Apparently, being against bullies is un-Christian.  Guess I am glad that I am not Christian.  Focus on the Family sees the movement against bullying as part of a larger agenda to tolerate gay people and not to tolerate intolerant people.  This is not the first time that a supposed defender of Christianity seems to forget that Jesus's message was about love, right?

I do see their point--that fighting against bullies is likely to mean, in part, challenging those who threaten, discriminate and/or beat up on people because they are gay, thought to be gay or simply identified as gay because that is a convenient tag to marginalize someone.  And since their view of Christianity means marginalizing and discriminating against gay folks, fighting bullying means marginalizing those Christians that are entitled to intolerance due to their religious beliefs.  I do love the irony that these groups tend to want values taught in schools (prayer in schools) but are really selective about which values. 

Once again, I am reminded that any text or speech or code can be read however anyone wants to read it, whether it is On War by Clausewitz, the Bible, or the US Constitution.  It would seem to me that oppressing gays would not be the highest priority of Christianity.  Indeed, given how much of the New Testament is about loving neighbors and about the meek and poor, the priority would be on helping the poor and aiding Haitians and Pakistanis rather than focusing on a few key clauses here or there that focus on gay folks.

Which reminds me of my view that religion is a political and social construction--that ye olde religions were anti-gay and pro-marriage to facilitate the growth of the group, improving its market share and its ability to survive and thrive.  Perhaps the same motivation exists today as the need for WASPs to produce more white kids to stave off the minority status of whites for another day.  Nah, that is going too far. 

All I know is that over the course of my life, my reactions to "that's so gay" has changed from being fearful of such an accusation to being intolerant of those who use such a phrase.  If you are older than fourteen, it simply does not belong in your vocabulary, even if you are unaware of the suicide rate of teenage gays and lesbians.  This is not political correctness but simply good manners and evidence of maturity.

The good news is that the US is changing faster than we might have expected, with polls showing acceptance of gays in the military and now even gay marriage.  The stridency of the intolerant is exactly the last gasps from a defeated and obsolete set of attitudes, whose demise has been hastened by repeated revelations of gays among their leadership.

Update:  Apparently, the gay-dar of these folks is pretty bad, so they need instructions on spotting gay spouses.  I think my lack of fastidiousness will assure my wife despite my inherent sassiness.


Steve Greene said...

It is amazing how much attitudes have changed since the time I was an undergraduate. I watched the Mad Men episode (2.11) last night where the young, foreign dude (forget his name) announces "I am homosexual" and gets quite the reaction.

Steve Saideman said...

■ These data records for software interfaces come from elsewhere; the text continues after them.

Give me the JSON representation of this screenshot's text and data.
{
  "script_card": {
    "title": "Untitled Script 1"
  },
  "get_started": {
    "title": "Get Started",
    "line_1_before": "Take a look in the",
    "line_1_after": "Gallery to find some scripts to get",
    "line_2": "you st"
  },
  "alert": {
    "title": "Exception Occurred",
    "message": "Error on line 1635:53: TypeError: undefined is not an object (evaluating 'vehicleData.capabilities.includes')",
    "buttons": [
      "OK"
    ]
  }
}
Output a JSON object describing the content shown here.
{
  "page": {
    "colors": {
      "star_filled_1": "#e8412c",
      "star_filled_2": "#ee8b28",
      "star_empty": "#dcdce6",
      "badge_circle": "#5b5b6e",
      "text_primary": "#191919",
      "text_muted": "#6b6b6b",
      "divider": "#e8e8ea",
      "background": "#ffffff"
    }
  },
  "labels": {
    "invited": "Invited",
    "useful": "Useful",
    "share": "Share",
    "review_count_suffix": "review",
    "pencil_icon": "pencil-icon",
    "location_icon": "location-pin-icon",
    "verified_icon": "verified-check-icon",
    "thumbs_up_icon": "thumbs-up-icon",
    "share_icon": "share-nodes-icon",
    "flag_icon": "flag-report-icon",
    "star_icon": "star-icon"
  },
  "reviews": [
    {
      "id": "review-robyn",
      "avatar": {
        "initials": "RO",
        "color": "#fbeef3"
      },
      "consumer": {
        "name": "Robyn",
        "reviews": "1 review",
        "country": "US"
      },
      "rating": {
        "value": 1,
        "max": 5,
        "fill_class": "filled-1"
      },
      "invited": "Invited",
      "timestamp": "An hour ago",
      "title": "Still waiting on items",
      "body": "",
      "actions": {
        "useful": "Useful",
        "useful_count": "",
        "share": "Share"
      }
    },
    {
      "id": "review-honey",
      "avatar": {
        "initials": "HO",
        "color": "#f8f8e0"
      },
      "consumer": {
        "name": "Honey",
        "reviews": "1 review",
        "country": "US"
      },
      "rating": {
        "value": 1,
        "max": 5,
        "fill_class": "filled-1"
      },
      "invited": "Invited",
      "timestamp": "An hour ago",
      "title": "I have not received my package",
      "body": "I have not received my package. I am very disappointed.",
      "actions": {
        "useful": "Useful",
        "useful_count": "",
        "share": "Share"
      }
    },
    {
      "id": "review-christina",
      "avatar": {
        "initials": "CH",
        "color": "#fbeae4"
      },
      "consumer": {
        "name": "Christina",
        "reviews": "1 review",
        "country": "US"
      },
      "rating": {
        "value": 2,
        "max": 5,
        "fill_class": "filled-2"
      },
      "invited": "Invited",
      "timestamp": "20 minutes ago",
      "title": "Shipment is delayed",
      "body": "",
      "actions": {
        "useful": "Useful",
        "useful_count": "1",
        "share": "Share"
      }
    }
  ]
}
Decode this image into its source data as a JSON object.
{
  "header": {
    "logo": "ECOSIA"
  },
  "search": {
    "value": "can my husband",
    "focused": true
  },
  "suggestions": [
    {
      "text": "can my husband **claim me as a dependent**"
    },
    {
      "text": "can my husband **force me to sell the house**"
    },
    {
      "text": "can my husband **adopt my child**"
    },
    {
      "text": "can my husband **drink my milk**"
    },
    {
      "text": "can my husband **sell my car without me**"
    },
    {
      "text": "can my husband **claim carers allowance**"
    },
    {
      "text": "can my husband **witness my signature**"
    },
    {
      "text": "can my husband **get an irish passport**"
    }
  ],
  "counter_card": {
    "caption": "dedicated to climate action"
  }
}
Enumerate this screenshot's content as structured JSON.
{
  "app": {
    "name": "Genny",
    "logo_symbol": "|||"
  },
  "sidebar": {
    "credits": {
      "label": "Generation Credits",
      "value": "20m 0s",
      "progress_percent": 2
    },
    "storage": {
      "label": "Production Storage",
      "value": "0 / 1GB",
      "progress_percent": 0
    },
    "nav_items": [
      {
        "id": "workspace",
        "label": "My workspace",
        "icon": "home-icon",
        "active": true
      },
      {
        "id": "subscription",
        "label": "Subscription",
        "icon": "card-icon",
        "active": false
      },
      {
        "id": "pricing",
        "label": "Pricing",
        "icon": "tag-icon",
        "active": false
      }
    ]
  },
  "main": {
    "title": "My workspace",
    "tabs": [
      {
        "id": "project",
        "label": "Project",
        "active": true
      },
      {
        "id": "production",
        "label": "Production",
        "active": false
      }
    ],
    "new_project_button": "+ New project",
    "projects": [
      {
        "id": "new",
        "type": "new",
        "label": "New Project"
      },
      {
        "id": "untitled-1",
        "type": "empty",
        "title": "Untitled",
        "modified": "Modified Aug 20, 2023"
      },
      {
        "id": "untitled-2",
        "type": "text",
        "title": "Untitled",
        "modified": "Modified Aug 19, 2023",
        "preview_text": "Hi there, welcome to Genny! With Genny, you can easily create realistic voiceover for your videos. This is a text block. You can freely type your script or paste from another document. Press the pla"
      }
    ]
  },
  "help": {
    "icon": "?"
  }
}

Yep, I would think it would just about us growing up and developing more tolerant attitudes, but the kids today are more tolerant, more or less. My niece informed me of folks at her school who are out of the closet. If we have teens being comfortable (with qualifiers) doing that, then the society has indeed progressed.